Excerpts from an interface dataset
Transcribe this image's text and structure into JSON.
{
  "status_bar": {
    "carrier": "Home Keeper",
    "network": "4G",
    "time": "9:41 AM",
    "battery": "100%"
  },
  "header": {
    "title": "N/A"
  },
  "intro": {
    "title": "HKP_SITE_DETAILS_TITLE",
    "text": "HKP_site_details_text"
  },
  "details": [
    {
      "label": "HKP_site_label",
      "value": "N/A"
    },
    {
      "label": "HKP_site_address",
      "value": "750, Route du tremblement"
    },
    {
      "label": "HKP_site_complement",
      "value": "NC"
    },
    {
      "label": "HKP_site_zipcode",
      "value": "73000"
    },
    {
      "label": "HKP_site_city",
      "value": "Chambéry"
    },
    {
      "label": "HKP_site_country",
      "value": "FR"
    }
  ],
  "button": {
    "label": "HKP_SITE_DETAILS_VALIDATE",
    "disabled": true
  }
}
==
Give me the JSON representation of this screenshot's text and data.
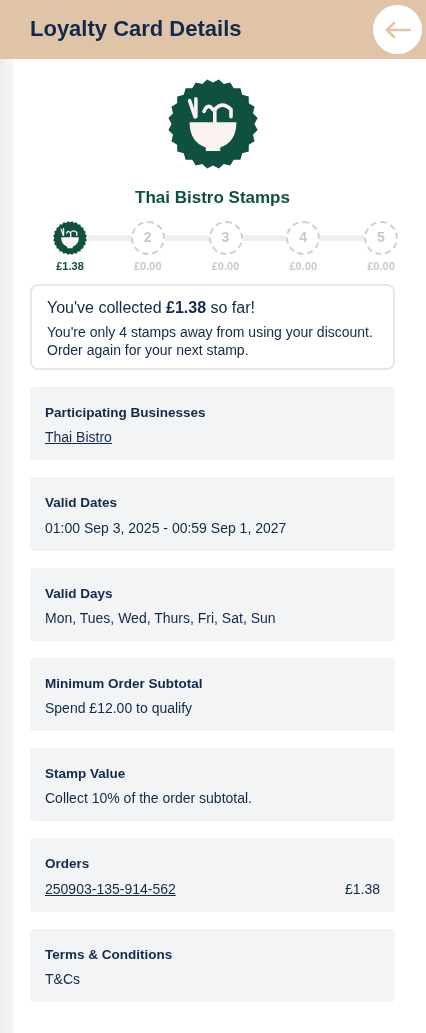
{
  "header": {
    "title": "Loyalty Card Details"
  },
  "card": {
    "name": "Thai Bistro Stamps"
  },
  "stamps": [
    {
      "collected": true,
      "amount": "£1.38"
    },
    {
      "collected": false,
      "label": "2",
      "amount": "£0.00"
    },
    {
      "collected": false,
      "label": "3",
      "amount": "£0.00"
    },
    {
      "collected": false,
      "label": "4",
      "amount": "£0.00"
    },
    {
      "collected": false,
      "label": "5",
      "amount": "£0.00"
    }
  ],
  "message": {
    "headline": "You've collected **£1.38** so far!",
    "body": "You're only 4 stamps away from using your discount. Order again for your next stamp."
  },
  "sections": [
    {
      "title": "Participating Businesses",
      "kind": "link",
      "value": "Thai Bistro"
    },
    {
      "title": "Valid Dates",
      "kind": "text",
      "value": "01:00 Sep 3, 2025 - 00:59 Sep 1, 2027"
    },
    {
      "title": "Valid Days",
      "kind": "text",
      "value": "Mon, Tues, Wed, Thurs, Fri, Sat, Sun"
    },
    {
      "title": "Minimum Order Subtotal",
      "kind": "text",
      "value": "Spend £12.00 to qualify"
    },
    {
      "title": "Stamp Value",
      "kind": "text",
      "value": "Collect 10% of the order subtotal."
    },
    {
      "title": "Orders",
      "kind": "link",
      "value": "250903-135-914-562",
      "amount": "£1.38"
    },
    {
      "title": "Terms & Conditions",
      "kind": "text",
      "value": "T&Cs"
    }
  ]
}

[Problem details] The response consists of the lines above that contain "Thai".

[Output for this exercise]
    "name": "Thai Bistro Stamps"
      "value": "Thai Bistro"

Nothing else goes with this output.